When a toe contracts, it usually straightens back out. Over time, either due to arthritis, diabetes, or overuse, it can stay in a clawed or hammered position causing problems. For people without nerve damage (neuropathy), it can be painful. For people with neuropathy, it can cause ulcers.
There are a few other types of toe deformities aside from hammertoes and claw toes, and there are slightly different causes for each. However, they all can cause pain, calluses, or ulcers. Since this is a diabetic foot blog, let’s understand how diabetes contributes to toe deformities.
Diabetic Neuropathy Weakens Muscles
Nerves tells muscles what to do. When we have neuropathy that is severe enough, the muscles no longer receive instructions, so they start to shrink and weaken (also called muscle atrophy). Diabetic neuropathy affects the furthest part of the body first, which means the foot muscles weaken first, while the leg muscles are still normal. This creates an imbalance. Foot muscles stabilize toes at the knuckles, while leg muscles control the tips of our toes. When our leg muscles activate, the tips of our toes contract, and without our foot muscles to stabilize the toes and keep them somewhat straight, the toes end up becoming contracted over time.
Diabetes Stiffens Joints
After a long time, diabetes causes stiffening of ligaments and tendons, called glycosylation. How exactly diabetes causes this, we are not sure, but it has something to do with “AGE cross-linking” if you want to google it and read more about it. So if toes claw up every time they contract AND have stiff joints because of diabetes, they will have great difficulty straightening out. Over time, they will get pretty much stuck in a contracted position. Putting everything together, you get stiff, unforgiving, deformed toes in a foot that does not fit regular shoes well and does not feel pain. It sounds like and is indeed a recipe for disaster.
There are multiple prominences created once the toes are stuck in the contracted position. These prominences are where toes ulcerate in neuropathic feet. It starts off as a callus, then evolves into a blister, then an ulcer. There are ways to treat ulcers once you get it, but the best way would be to avoid them in the first place!

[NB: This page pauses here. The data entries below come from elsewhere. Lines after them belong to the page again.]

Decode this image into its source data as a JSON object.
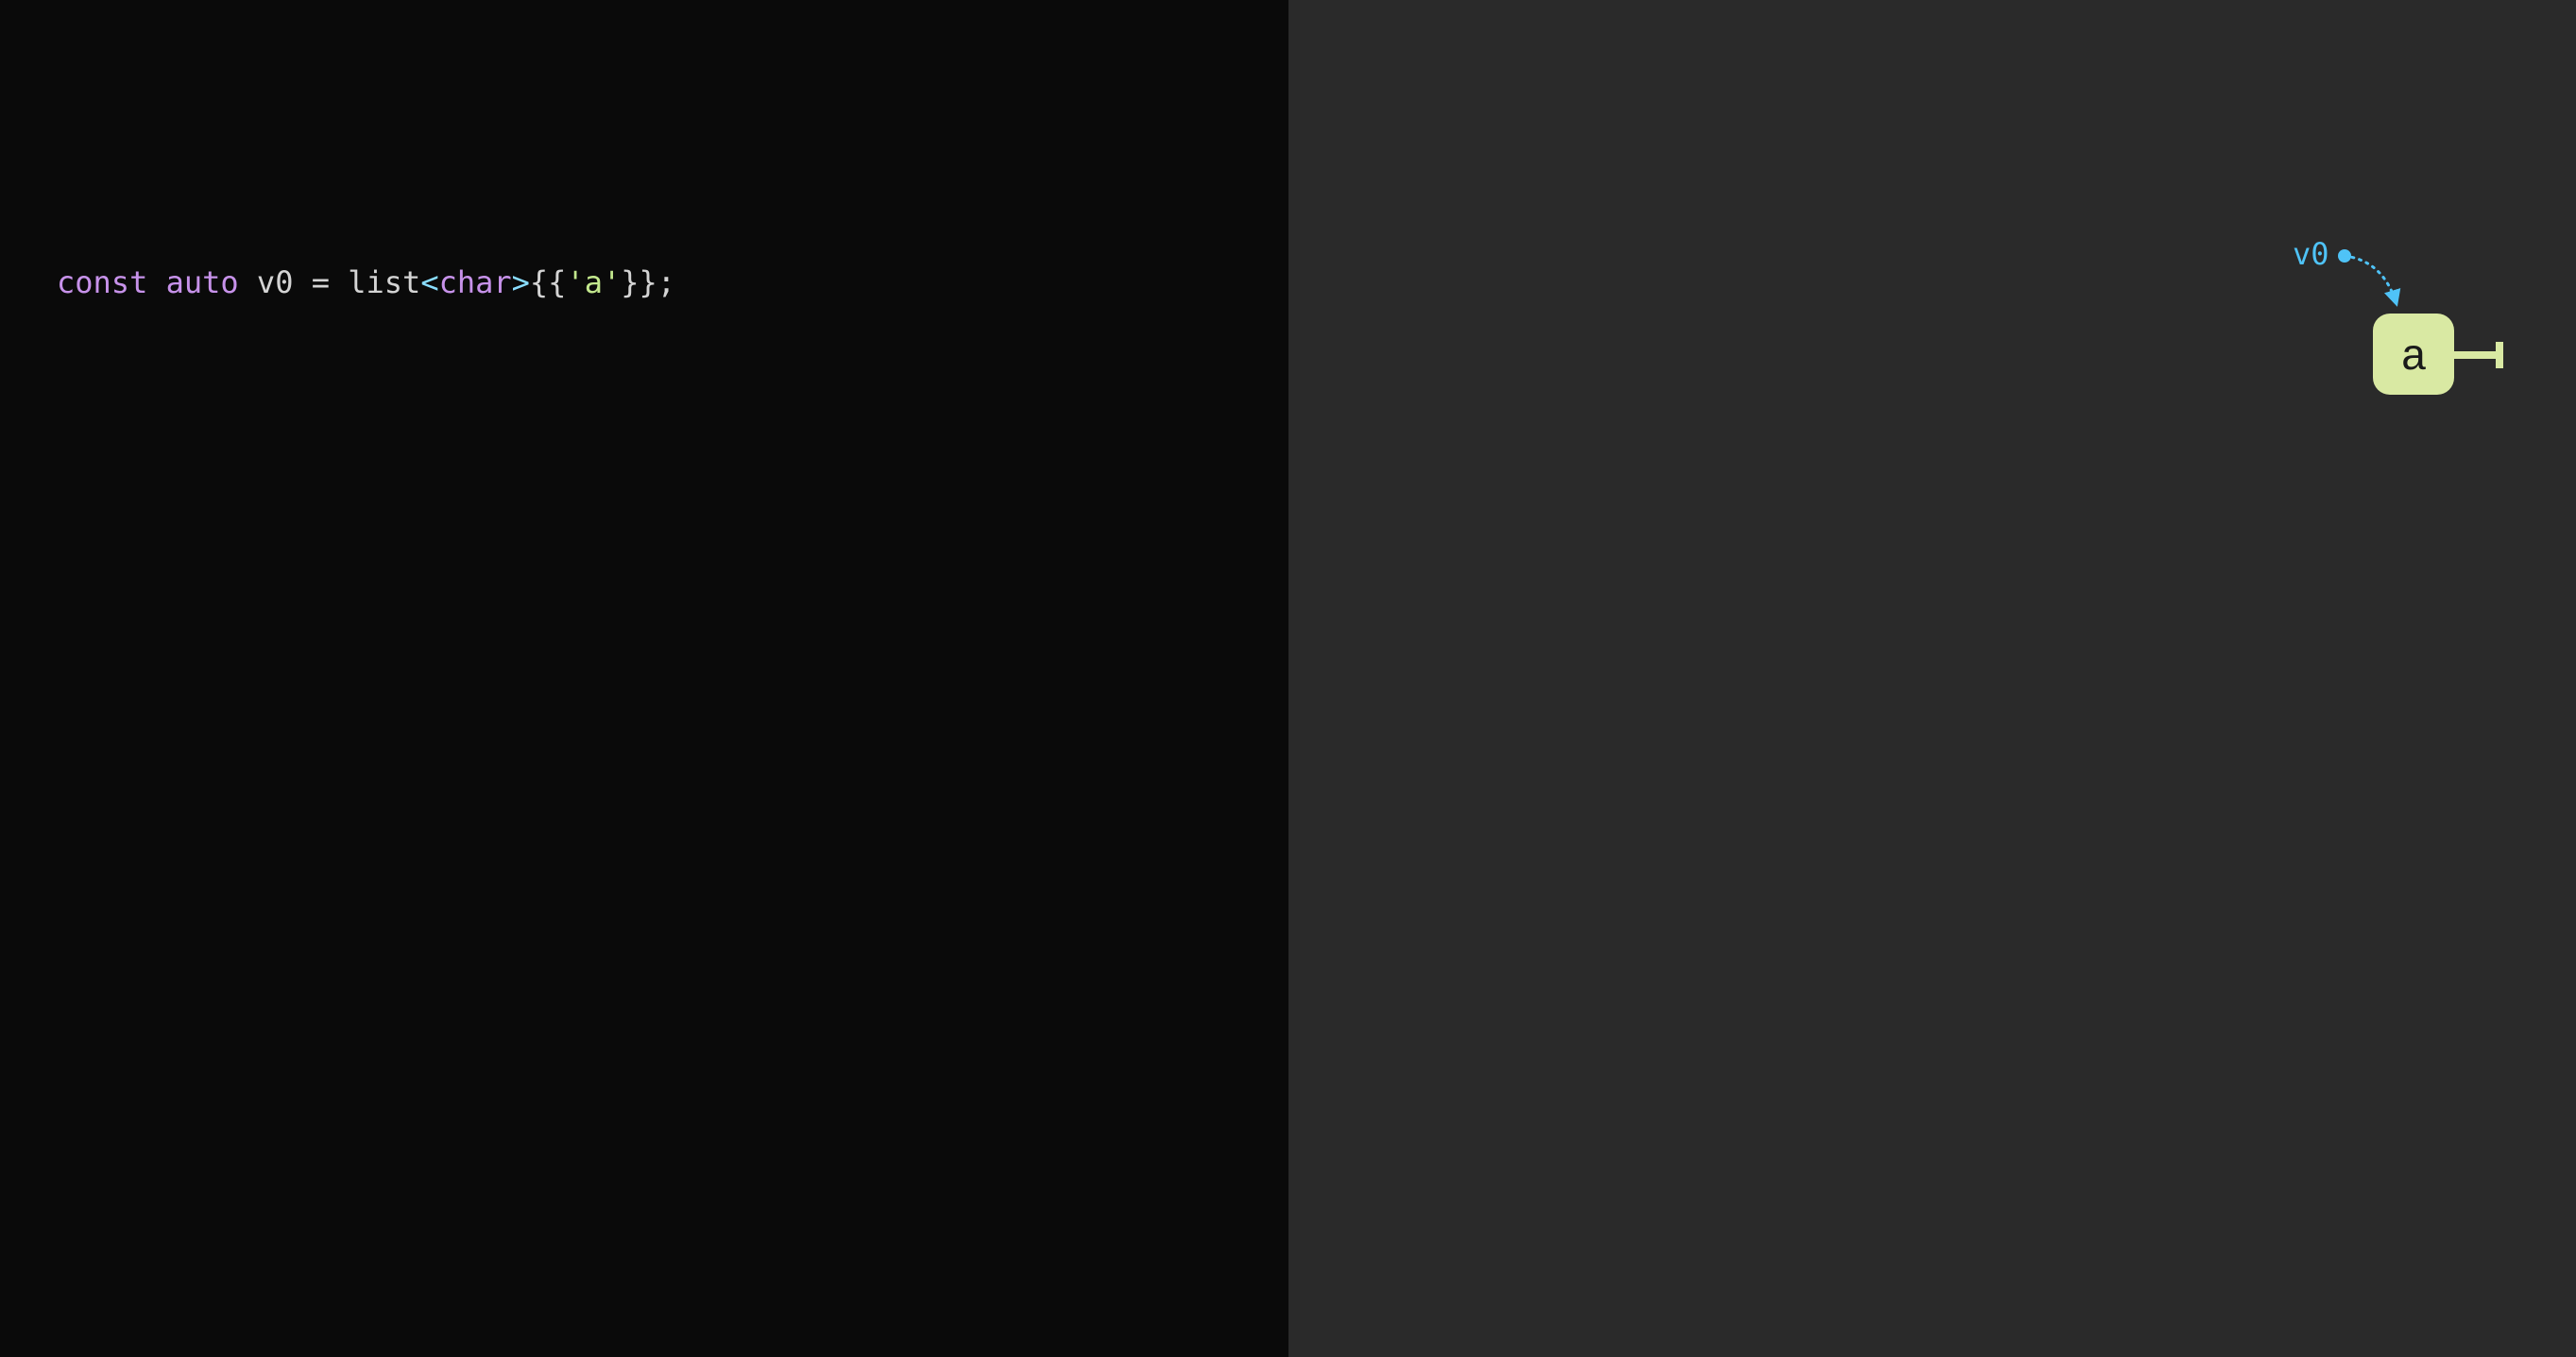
{
  "code": {
    "tokens": {
      "kw_const": "const",
      "kw_auto": "auto",
      "ident_v0": "v0",
      "op_eq": "=",
      "fn_list": "list",
      "angle_open": "<",
      "type_char": "char",
      "angle_close": ">",
      "brace_open2": "{{",
      "str_a": "'a'",
      "brace_close2": "}}",
      "semi": ";"
    }
  },
  "diagram": {
    "variable_label": "v0",
    "node_value": "a",
    "colors": {
      "pointer": "#4fc3f7",
      "node_bg": "#d9e9a3",
      "node_text": "#1a1a1a"
    }
  }
}
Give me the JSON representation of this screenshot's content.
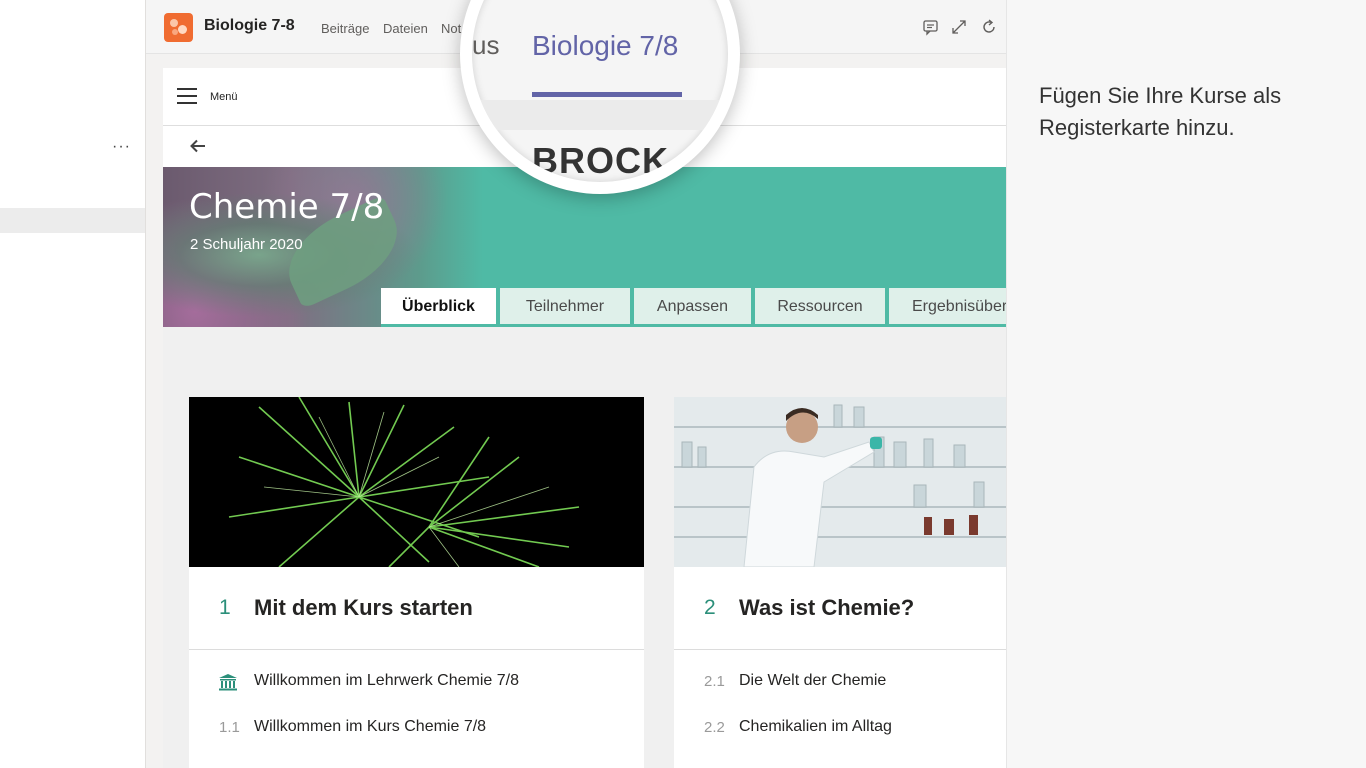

So if you have hammertoes and diabetes, and are wondering what can be done, here is my quick spiel:
- Once you have hammertoes, it can’t be reversed. It can only be surgically fixed.
- If your hammertoes don’t hurt, I don’t recommend surgery.
- If your hammertoes hurt and your HgA1c is below 7, then surgery may help with the pain. If your HgA1c is above 7, your risk of complications such as infection and wound healing problems increase.
- If you have diabetic neuropathy and hammertoes, watch for calluses, get your feet professionally fitted for shoes, and see a doctor as you may qualify for diabetic shoes under Medicare guidelines.